Dataset rows for apps and sites:
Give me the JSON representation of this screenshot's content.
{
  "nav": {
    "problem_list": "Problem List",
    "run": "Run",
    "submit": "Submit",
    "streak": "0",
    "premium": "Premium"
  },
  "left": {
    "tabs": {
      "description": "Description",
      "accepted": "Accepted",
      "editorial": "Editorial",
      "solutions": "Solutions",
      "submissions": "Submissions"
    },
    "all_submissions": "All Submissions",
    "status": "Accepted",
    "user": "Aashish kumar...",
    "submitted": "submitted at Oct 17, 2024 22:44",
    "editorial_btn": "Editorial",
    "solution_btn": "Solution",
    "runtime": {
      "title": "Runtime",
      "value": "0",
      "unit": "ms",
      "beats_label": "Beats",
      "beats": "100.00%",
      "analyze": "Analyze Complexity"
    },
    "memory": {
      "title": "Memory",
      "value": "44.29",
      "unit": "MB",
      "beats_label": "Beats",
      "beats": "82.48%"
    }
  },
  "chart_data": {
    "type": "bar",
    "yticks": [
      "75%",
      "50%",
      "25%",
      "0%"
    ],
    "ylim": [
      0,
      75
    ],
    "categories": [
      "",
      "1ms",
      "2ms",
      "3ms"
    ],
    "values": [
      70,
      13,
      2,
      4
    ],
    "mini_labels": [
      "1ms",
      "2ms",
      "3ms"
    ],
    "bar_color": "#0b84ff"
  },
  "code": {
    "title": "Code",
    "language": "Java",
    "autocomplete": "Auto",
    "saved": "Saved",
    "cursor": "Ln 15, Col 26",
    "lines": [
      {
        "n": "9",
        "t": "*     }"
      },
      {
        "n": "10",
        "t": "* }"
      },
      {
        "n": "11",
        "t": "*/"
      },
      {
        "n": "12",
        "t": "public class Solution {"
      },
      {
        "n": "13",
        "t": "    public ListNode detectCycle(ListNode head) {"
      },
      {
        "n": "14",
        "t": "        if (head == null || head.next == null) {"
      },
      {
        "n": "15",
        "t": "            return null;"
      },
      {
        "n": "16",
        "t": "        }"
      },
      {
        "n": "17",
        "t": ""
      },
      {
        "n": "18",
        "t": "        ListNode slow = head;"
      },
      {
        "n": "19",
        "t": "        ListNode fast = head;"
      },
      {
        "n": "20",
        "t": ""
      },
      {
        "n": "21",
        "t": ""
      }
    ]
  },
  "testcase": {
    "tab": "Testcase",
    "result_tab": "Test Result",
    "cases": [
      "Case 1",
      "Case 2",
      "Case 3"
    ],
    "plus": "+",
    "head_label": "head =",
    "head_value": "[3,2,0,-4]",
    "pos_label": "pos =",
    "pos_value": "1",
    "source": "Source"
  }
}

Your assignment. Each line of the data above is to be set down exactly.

Expected answer.
Give me the JSON representation of this screenshot's content.
{
  "nav": {
    "problem_list": "Problem List",
    "run": "Run",
    "submit": "Submit",
    "streak": "0",
    "premium": "Premium"
  },
  "left": {
    "tabs": {
      "description": "Description",
      "accepted": "Accepted",
      "editorial": "Editorial",
      "solutions": "Solutions",
      "submissions": "Submissions"
    },
    "all_submissions": "All Submissions",
    "status": "Accepted",
    "user": "Aashish kumar...",
    "submitted": "submitted at Oct 17, 2024 22:44",
    "editorial_btn": "Editorial",
    "solution_btn": "Solution",
    "runtime": {
      "title": "Runtime",
      "value": "0",
      "unit": "ms",
      "beats_label": "Beats",
      "beats": "100.00%",
      "analyze": "Analyze Complexity"
    },
    "memory": {
      "title": "Memory",
      "value": "44.29",
      "unit": "MB",
      "beats_label": "Beats",
      "beats": "82.48%"
    }
  },
  "chart_data": {
    "type": "bar",
    "yticks": [
      "75%",
      "50%",
      "25%",
      "0%"
    ],
    "ylim": [
      0,
      75
    ],
    "categories": [
      "",
      "1ms",
      "2ms",
      "3ms"
    ],
    "values": [
      70,
      13,
      2,
      4
    ],
    "mini_labels": [
      "1ms",
      "2ms",
      "3ms"
    ],
    "bar_color": "#0b84ff"
  },
  "code": {
    "title": "Code",
    "language": "Java",
    "autocomplete": "Auto",
    "saved": "Saved",
    "cursor": "Ln 15, Col 26",
    "lines": [
      {
        "n": "9",
        "t": "*     }"
      },
      {
        "n": "10",
        "t": "* }"
      },
      {
        "n": "11",
        "t": "*/"
      },
      {
        "n": "12",
        "t": "public class Solution {"
      },
      {
        "n": "13",
        "t": "    public ListNode detectCycle(ListNode head) {"
      },
      {
        "n": "14",
        "t": "        if (head == null || head.next == null) {"
      },
      {
        "n": "15",
        "t": "            return null;"
      },
      {
        "n": "16",
        "t": "        }"
      },
      {
        "n": "17",
        "t": ""
      },
      {
        "n": "18",
        "t": "        ListNode slow = head;"
      },
      {
        "n": "19",
        "t": "        ListNode fast = head;"
      },
      {
        "n": "20",
        "t": ""
      },
      {
        "n": "21",
        "t": ""
      }
    ]
  },
  "testcase": {
    "tab": "Testcase",
    "result_tab": "Test Result",
    "cases": [
      "Case 1",
      "Case 2",
      "Case 3"
    ],
    "plus": "+",
    "head_label": "head =",
    "head_value": "[3,2,0,-4]",
    "pos_label": "pos =",
    "pos_value": "1",
    "source": "Source"
  }
}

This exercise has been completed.